→ The problem:
All of the data that follows should be retyped exactly as it appears.

Information below:

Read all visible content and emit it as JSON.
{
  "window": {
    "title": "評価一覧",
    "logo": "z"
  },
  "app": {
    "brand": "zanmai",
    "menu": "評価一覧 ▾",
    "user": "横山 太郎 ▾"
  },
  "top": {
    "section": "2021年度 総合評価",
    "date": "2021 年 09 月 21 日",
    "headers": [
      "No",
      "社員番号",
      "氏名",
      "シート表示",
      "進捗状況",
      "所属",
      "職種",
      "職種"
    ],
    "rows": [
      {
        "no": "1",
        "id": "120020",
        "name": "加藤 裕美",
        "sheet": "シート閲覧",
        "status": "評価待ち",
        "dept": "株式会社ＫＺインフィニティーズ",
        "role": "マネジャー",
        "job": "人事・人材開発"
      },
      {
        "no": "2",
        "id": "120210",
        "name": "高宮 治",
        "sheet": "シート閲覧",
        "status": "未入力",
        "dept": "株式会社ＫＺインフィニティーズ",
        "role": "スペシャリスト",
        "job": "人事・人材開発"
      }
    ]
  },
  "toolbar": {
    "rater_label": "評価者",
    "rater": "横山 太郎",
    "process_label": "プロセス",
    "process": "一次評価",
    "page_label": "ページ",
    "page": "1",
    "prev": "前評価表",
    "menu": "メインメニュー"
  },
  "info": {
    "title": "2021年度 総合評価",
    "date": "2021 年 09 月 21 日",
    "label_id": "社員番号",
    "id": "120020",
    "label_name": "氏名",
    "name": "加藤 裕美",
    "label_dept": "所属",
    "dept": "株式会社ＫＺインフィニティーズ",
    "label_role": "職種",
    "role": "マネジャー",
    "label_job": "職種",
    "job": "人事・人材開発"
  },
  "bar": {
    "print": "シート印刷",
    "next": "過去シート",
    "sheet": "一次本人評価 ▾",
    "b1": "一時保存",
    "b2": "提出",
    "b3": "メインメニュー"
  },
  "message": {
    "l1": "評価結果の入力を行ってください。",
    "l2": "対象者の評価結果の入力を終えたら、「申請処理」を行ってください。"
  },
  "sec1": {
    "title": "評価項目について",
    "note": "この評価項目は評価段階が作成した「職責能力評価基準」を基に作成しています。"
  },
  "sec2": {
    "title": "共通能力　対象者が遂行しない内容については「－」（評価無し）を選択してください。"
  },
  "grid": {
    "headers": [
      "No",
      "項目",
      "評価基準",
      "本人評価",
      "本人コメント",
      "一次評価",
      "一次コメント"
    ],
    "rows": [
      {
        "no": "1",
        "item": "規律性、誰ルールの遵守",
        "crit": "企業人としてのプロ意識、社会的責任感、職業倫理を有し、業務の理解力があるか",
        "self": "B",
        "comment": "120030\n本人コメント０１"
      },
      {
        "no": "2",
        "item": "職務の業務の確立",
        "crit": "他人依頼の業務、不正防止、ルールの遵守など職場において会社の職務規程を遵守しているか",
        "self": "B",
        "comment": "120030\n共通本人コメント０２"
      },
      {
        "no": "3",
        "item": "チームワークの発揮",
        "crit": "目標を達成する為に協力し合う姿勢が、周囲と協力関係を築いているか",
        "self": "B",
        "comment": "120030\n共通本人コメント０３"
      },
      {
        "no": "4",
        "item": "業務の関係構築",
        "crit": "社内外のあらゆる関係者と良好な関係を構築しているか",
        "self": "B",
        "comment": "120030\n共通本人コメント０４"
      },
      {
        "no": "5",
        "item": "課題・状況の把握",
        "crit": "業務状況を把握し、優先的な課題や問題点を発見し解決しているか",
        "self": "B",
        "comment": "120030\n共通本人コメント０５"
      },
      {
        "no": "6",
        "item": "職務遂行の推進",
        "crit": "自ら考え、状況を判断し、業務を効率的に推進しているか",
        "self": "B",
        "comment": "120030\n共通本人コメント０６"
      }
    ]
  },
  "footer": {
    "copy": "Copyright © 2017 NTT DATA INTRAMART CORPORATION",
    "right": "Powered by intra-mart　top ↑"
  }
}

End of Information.

→ Solution to this problem:
Read all visible content and emit it as JSON.
{
  "window": {
    "title": "評価一覧",
    "logo": "z"
  },
  "app": {
    "brand": "zanmai",
    "menu": "評価一覧 ▾",
    "user": "横山 太郎 ▾"
  },
  "top": {
    "section": "2021年度 総合評価",
    "date": "2021 年 09 月 21 日",
    "headers": [
      "No",
      "社員番号",
      "氏名",
      "シート表示",
      "進捗状況",
      "所属",
      "職種",
      "職種"
    ],
    "rows": [
      {
        "no": "1",
        "id": "120020",
        "name": "加藤 裕美",
        "sheet": "シート閲覧",
        "status": "評価待ち",
        "dept": "株式会社ＫＺインフィニティーズ",
        "role": "マネジャー",
        "job": "人事・人材開発"
      },
      {
        "no": "2",
        "id": "120210",
        "name": "高宮 治",
        "sheet": "シート閲覧",
        "status": "未入力",
        "dept": "株式会社ＫＺインフィニティーズ",
        "role": "スペシャリスト",
        "job": "人事・人材開発"
      }
    ]
  },
  "toolbar": {
    "rater_label": "評価者",
    "rater": "横山 太郎",
    "process_label": "プロセス",
    "process": "一次評価",
    "page_label": "ページ",
    "page": "1",
    "prev": "前評価表",
    "menu": "メインメニュー"
  },
  "info": {
    "title": "2021年度 総合評価",
    "date": "2021 年 09 月 21 日",
    "label_id": "社員番号",
    "id": "120020",
    "label_name": "氏名",
    "name": "加藤 裕美",
    "label_dept": "所属",
    "dept": "株式会社ＫＺインフィニティーズ",
    "label_role": "職種",
    "role": "マネジャー",
    "label_job": "職種",
    "job": "人事・人材開発"
  },
  "bar": {
    "print": "シート印刷",
    "next": "過去シート",
    "sheet": "一次本人評価 ▾",
    "b1": "一時保存",
    "b2": "提出",
    "b3": "メインメニュー"
  },
  "message": {
    "l1": "評価結果の入力を行ってください。",
    "l2": "対象者の評価結果の入力を終えたら、「申請処理」を行ってください。"
  },
  "sec1": {
    "title": "評価項目について",
    "note": "この評価項目は評価段階が作成した「職責能力評価基準」を基に作成しています。"
  },
  "sec2": {
    "title": "共通能力　対象者が遂行しない内容については「－」（評価無し）を選択してください。"
  },
  "grid": {
    "headers": [
      "No",
      "項目",
      "評価基準",
      "本人評価",
      "本人コメント",
      "一次評価",
      "一次コメント"
    ],
    "rows": [
      {
        "no": "1",
        "item": "規律性、誰ルールの遵守",
        "crit": "企業人としてのプロ意識、社会的責任感、職業倫理を有し、業務の理解力があるか",
        "self": "B",
        "comment": "120030\n本人コメント０１"
      },
      {
        "no": "2",
        "item": "職務の業務の確立",
        "crit": "他人依頼の業務、不正防止、ルールの遵守など職場において会社の職務規程を遵守しているか",
        "self": "B",
        "comment": "120030\n共通本人コメント０２"
      },
      {
        "no": "3",
        "item": "チームワークの発揮",
        "crit": "目標を達成する為に協力し合う姿勢が、周囲と協力関係を築いているか",
        "self": "B",
        "comment": "120030\n共通本人コメント０３"
      },
      {
        "no": "4",
        "item": "業務の関係構築",
        "crit": "社内外のあらゆる関係者と良好な関係を構築しているか",
        "self": "B",
        "comment": "120030\n共通本人コメント０４"
      },
      {
        "no": "5",
        "item": "課題・状況の把握",
        "crit": "業務状況を把握し、優先的な課題や問題点を発見し解決しているか",
        "self": "B",
        "comment": "120030\n共通本人コメント０５"
      },
      {
        "no": "6",
        "item": "職務遂行の推進",
        "crit": "自ら考え、状況を判断し、業務を効率的に推進しているか",
        "self": "B",
        "comment": "120030\n共通本人コメント０６"
      }
    ]
  },
  "footer": {
    "copy": "Copyright © 2017 NTT DATA INTRAMART CORPORATION",
    "right": "Powered by intra-mart　top ↑"
  }
}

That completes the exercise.